Greek horse breeds

Wikipedia article on Skyros pony


Genet Mol Biol. 2011 Jan;34(1):68-76. Epub 2011 Mar 1.

Genetic variability in the Skyros pony and its relationship with other Greek and foreign horse breeds.

Bömcke E, Gengler N, Cothran EG.


In Greece, seven native horse breeds have been identified so far. Among these, the Skyros pony is outstanding through having a distinct phenotype. In the present study, the aim was to assess genetic diversity in this breed, by using different types of genetic loci and available genealogical information. Its relationships with the other Greek, as well as foreign, domestic breeds were also investigated. Through microsatellite and pedigree analysis it appeared that the Skyros presented a similar level of genetic diversity to the other European breeds. Nevertheless, comparisons between DNA-based and pedigree-based results revealed that a loss of genetic diversity had probably already occurred before the beginning of breed registration. Tests indicated the possible existence of a recent bottleneck in two of the three main herds of Skyros pony. Nonetheless, relatively high levels of heterozygosity and Polymorphism Information Content indicated sufficient residual genetic variability, probably useful in planning future strategies for breed conservation. Three other Greek breeds were also analyzed. A comparison of these with domestic breeds elsewhere, revealed the closest relationships to be with the Middle Eastern types, whereas the Skyros itself remained isolated, without any close relationship, whatsoever.
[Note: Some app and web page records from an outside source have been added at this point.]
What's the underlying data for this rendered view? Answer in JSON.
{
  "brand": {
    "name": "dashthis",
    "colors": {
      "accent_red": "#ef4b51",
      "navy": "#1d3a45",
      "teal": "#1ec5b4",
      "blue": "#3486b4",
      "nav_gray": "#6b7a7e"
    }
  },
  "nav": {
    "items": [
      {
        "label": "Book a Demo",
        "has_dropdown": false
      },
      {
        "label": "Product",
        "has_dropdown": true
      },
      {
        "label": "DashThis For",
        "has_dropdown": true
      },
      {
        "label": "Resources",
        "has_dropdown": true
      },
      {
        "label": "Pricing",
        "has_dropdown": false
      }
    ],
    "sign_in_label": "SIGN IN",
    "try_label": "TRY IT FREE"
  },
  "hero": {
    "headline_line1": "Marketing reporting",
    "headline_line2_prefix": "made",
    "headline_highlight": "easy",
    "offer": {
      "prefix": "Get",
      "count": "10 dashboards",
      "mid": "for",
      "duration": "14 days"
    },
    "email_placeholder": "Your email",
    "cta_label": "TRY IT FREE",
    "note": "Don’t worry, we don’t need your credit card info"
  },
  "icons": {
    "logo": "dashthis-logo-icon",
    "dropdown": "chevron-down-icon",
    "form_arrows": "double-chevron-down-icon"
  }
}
Sean said...

Looks like a Caspian horse.

Charles Nydorf said...

I was going to say a Ukrainian work horse.

pconroy said...

I grew up with many different breeds of horses and ponies, and my father bred horses.

I found this slightly better picture of the Skyros Pony, and based on its markings, is very similar to the Exmoor of England (though this pony is stockier) and also somewhat like the Garrano Pony of Northern Portugal.

All have the classical markings found in the ponies painted in the Lascaux caves, from the Paleolithic.